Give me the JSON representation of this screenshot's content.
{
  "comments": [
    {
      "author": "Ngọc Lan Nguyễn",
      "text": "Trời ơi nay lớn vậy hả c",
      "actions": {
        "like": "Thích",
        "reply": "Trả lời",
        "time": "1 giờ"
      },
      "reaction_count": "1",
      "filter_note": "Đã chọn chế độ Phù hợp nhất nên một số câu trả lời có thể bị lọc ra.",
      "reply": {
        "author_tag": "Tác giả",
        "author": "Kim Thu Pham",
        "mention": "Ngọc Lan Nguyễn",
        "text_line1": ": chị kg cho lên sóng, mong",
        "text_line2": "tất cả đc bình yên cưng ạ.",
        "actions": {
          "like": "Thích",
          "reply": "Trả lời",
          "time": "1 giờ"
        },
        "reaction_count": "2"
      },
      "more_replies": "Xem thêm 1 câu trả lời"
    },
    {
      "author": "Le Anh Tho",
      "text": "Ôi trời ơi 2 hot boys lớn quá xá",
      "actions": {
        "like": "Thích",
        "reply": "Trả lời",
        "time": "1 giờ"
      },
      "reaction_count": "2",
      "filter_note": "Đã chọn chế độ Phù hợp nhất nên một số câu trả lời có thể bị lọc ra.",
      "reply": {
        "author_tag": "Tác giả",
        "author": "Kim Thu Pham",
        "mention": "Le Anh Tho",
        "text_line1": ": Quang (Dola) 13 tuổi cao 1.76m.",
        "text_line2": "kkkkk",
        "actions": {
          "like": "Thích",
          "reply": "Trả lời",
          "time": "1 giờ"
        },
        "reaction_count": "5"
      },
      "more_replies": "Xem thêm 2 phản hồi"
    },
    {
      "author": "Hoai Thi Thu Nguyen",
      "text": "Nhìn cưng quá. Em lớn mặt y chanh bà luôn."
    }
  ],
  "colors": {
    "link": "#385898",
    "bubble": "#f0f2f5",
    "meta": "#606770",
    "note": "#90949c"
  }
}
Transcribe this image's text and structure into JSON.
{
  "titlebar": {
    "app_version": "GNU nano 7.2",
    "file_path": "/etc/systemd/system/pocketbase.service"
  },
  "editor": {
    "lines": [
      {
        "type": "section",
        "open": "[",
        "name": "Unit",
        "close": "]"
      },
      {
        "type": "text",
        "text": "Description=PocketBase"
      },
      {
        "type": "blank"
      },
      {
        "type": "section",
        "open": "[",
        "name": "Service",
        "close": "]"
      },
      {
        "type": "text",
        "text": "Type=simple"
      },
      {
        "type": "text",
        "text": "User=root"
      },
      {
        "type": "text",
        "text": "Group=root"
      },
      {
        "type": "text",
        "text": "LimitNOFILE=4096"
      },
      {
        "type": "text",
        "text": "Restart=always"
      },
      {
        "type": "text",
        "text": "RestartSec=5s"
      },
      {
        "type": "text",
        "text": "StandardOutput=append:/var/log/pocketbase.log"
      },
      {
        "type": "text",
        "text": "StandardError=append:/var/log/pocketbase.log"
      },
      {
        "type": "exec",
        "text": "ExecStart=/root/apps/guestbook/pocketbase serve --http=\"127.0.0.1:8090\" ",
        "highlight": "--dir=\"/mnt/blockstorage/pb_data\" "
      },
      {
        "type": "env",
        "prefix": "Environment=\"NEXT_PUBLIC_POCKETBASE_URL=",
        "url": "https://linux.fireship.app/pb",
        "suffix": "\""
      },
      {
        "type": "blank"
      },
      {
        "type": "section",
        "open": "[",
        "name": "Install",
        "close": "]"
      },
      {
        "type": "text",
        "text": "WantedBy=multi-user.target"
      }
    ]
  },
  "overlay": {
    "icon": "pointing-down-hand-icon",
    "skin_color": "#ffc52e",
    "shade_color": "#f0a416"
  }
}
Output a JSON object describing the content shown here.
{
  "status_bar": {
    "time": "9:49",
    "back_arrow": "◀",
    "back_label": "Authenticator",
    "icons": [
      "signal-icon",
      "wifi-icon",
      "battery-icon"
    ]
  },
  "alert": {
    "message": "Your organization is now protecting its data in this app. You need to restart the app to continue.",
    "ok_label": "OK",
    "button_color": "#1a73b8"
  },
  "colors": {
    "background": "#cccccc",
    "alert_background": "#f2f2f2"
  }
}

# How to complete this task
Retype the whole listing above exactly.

# Solution to the problem
Give me the JSON representation of this screenshot's content.
{
  "comments": [
    {
      "author": "Ngọc Lan Nguyễn",
      "text": "Trời ơi nay lớn vậy hả c",
      "actions": {
        "like": "Thích",
        "reply": "Trả lời",
        "time": "1 giờ"
      },
      "reaction_count": "1",
      "filter_note": "Đã chọn chế độ Phù hợp nhất nên một số câu trả lời có thể bị lọc ra.",
      "reply": {
        "author_tag": "Tác giả",
        "author": "Kim Thu Pham",
        "mention": "Ngọc Lan Nguyễn",
        "text_line1": ": chị kg cho lên sóng, mong",
        "text_line2": "tất cả đc bình yên cưng ạ.",
        "actions": {
          "like": "Thích",
          "reply": "Trả lời",
          "time": "1 giờ"
        },
        "reaction_count": "2"
      },
      "more_replies": "Xem thêm 1 câu trả lời"
    },
    {
      "author": "Le Anh Tho",
      "text": "Ôi trời ơi 2 hot boys lớn quá xá",
      "actions": {
        "like": "Thích",
        "reply": "Trả lời",
        "time": "1 giờ"
      },
      "reaction_count": "2",
      "filter_note": "Đã chọn chế độ Phù hợp nhất nên một số câu trả lời có thể bị lọc ra.",
      "reply": {
        "author_tag": "Tác giả",
        "author": "Kim Thu Pham",
        "mention": "Le Anh Tho",
        "text_line1": ": Quang (Dola) 13 tuổi cao 1.76m.",
        "text_line2": "kkkkk",
        "actions": {
          "like": "Thích",
          "reply": "Trả lời",
          "time": "1 giờ"
        },
        "reaction_count": "5"
      },
      "more_replies": "Xem thêm 2 phản hồi"
    },
    {
      "author": "Hoai Thi Thu Nguyen",
      "text": "Nhìn cưng quá. Em lớn mặt y chanh bà luôn."
    }
  ],
  "colors": {
    "link": "#385898",
    "bubble": "#f0f2f5",
    "meta": "#606770",
    "note": "#90949c"
  }
}
Transcribe this image's text and structure into JSON.
{
  "titlebar": {
    "app_version": "GNU nano 7.2",
    "file_path": "/etc/systemd/system/pocketbase.service"
  },
  "editor": {
    "lines": [
      {
        "type": "section",
        "open": "[",
        "name": "Unit",
        "close": "]"
      },
      {
        "type": "text",
        "text": "Description=PocketBase"
      },
      {
        "type": "blank"
      },
      {
        "type": "section",
        "open": "[",
        "name": "Service",
        "close": "]"
      },
      {
        "type": "text",
        "text": "Type=simple"
      },
      {
        "type": "text",
        "text": "User=root"
      },
      {
        "type": "text",
        "text": "Group=root"
      },
      {
        "type": "text",
        "text": "LimitNOFILE=4096"
      },
      {
        "type": "text",
        "text": "Restart=always"
      },
      {
        "type": "text",
        "text": "RestartSec=5s"
      },
      {
        "type": "text",
        "text": "StandardOutput=append:/var/log/pocketbase.log"
      },
      {
        "type": "text",
        "text": "StandardError=append:/var/log/pocketbase.log"
      },
      {
        "type": "exec",
        "text": "ExecStart=/root/apps/guestbook/pocketbase serve --http=\"127.0.0.1:8090\" ",
        "highlight": "--dir=\"/mnt/blockstorage/pb_data\" "
      },
      {
        "type": "env",
        "prefix": "Environment=\"NEXT_PUBLIC_POCKETBASE_URL=",
        "url": "https://linux.fireship.app/pb",
        "suffix": "\""
      },
      {
        "type": "blank"
      },
      {
        "type": "section",
        "open": "[",
        "name": "Install",
        "close": "]"
      },
      {
        "type": "text",
        "text": "WantedBy=multi-user.target"
      }
    ]
  },
  "overlay": {
    "icon": "pointing-down-hand-icon",
    "skin_color": "#ffc52e",
    "shade_color": "#f0a416"
  }
}
Output a JSON object describing the content shown here.
{
  "status_bar": {
    "time": "9:49",
    "back_arrow": "◀",
    "back_label": "Authenticator",
    "icons": [
      "signal-icon",
      "wifi-icon",
      "battery-icon"
    ]
  },
  "alert": {
    "message": "Your organization is now protecting its data in this app. You need to restart the app to continue.",
    "ok_label": "OK",
    "button_color": "#1a73b8"
  },
  "colors": {
    "background": "#cccccc",
    "alert_background": "#f2f2f2"
  }
}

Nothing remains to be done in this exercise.